Alice’s Adventures in Wonderland (commonly shortened to Alice in Wonderland) is an 1865 novel written by English author Charles Lutwidge Dodgson under the pseudonym Lewis Carroll. It tells the story of a girl named Alice who falls down a rabbit hole into a fantasy world populated by peculiar and anthropomorphic creatures. The tale is filled with allusions to Dodgson’s friends. The tale plays with logic in ways that have given the story lasting popularity with adults as well as children. It is considered to be one of the most characteristic examples of the “literary nonsense” genre, and its narrative course and structure have been enormously influential, especially in the fantasy genre.
- Lorina Charlotte Liddell (aged 13, born 1849) (“Prima” in the book’s prefatory verse)
- Alice Pleasance Liddell (aged 10, born 1852) (“Secunda” in the prefatory verse)
- Edith Mary Liddell (aged 8, born 1853) (“Tertia” in the prefatory verse).

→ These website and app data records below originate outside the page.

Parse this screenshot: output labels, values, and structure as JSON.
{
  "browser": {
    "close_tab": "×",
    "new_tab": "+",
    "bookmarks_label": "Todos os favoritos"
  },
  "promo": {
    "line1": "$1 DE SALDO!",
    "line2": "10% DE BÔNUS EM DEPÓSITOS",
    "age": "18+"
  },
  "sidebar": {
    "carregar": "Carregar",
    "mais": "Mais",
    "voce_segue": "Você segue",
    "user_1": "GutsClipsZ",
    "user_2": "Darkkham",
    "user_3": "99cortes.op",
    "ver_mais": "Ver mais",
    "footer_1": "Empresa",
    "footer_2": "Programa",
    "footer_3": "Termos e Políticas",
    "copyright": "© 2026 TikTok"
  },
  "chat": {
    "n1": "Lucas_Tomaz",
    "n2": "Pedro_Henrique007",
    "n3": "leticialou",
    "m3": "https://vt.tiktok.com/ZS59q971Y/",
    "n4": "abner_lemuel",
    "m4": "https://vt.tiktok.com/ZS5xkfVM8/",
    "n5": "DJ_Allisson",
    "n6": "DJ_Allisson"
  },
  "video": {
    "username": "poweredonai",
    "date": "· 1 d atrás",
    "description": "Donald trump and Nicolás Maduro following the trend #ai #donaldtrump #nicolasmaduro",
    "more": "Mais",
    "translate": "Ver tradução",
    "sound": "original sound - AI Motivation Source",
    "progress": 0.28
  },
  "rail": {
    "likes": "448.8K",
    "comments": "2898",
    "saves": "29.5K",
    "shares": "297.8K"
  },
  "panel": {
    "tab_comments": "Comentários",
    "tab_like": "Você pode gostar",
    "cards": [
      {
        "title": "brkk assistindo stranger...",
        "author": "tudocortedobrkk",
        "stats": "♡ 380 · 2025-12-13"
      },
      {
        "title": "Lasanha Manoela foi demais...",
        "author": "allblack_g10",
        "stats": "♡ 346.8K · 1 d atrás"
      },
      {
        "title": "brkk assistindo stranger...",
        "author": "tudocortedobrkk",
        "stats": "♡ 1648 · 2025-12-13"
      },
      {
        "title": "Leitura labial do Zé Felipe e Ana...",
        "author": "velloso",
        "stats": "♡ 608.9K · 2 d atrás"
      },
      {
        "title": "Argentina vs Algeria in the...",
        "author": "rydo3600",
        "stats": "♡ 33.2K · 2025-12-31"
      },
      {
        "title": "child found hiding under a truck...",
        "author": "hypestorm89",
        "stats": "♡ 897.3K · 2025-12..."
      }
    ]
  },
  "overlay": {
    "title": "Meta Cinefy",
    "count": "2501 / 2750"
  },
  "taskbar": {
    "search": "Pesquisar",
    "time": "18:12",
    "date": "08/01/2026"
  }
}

The three girls were the daughters of Henry George Liddell, the Vice-Chancellor of Oxford University and Dean of Christ Church as well as headmaster of Westminster School. Most of the book’s adventures were based on and influenced by people, situations and buildings in Oxford and at Christ Church, e.g., the “Rabbit Hole” which symbolized the actual stairs in the back of the main hall in Christ Church. It is believed that a carving of a griffon and rabbit, as seen in Ripon Cathedral, where Carroll’s father was a canon, provided inspiration for the tale.